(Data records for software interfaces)

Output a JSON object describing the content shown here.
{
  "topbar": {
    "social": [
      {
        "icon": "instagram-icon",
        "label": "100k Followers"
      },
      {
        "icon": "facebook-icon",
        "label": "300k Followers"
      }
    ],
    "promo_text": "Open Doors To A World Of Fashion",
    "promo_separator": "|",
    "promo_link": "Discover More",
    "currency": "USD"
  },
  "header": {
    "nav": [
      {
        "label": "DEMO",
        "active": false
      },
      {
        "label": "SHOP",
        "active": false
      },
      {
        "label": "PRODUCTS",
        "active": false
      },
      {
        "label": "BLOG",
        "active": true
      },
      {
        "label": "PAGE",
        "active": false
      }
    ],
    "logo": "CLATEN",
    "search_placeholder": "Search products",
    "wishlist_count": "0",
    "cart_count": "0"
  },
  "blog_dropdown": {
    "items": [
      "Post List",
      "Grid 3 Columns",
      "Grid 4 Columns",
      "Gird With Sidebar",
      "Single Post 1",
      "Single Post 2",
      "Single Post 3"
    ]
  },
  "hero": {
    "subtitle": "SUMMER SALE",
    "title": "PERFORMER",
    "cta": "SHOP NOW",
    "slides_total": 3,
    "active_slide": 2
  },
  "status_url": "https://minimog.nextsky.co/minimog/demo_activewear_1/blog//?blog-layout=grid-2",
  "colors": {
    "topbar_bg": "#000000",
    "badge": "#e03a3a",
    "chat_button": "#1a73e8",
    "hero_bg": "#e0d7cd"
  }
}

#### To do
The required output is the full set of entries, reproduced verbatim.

#### Result of the task
Output a JSON object describing the content shown here.
{
  "topbar": {
    "social": [
      {
        "icon": "instagram-icon",
        "label": "100k Followers"
      },
      {
        "icon": "facebook-icon",
        "label": "300k Followers"
      }
    ],
    "promo_text": "Open Doors To A World Of Fashion",
    "promo_separator": "|",
    "promo_link": "Discover More",
    "currency": "USD"
  },
  "header": {
    "nav": [
      {
        "label": "DEMO",
        "active": false
      },
      {
        "label": "SHOP",
        "active": false
      },
      {
        "label": "PRODUCTS",
        "active": false
      },
      {
        "label": "BLOG",
        "active": true
      },
      {
        "label": "PAGE",
        "active": false
      }
    ],
    "logo": "CLATEN",
    "search_placeholder": "Search products",
    "wishlist_count": "0",
    "cart_count": "0"
  },
  "blog_dropdown": {
    "items": [
      "Post List",
      "Grid 3 Columns",
      "Grid 4 Columns",
      "Gird With Sidebar",
      "Single Post 1",
      "Single Post 2",
      "Single Post 3"
    ]
  },
  "hero": {
    "subtitle": "SUMMER SALE",
    "title": "PERFORMER",
    "cta": "SHOP NOW",
    "slides_total": 3,
    "active_slide": 2
  },
  "status_url": "https://minimog.nextsky.co/minimog/demo_activewear_1/blog//?blog-layout=grid-2",
  "colors": {
    "topbar_bg": "#000000",
    "badge": "#e03a3a",
    "chat_button": "#1a73e8",
    "hero_bg": "#e0d7cd"
  }
}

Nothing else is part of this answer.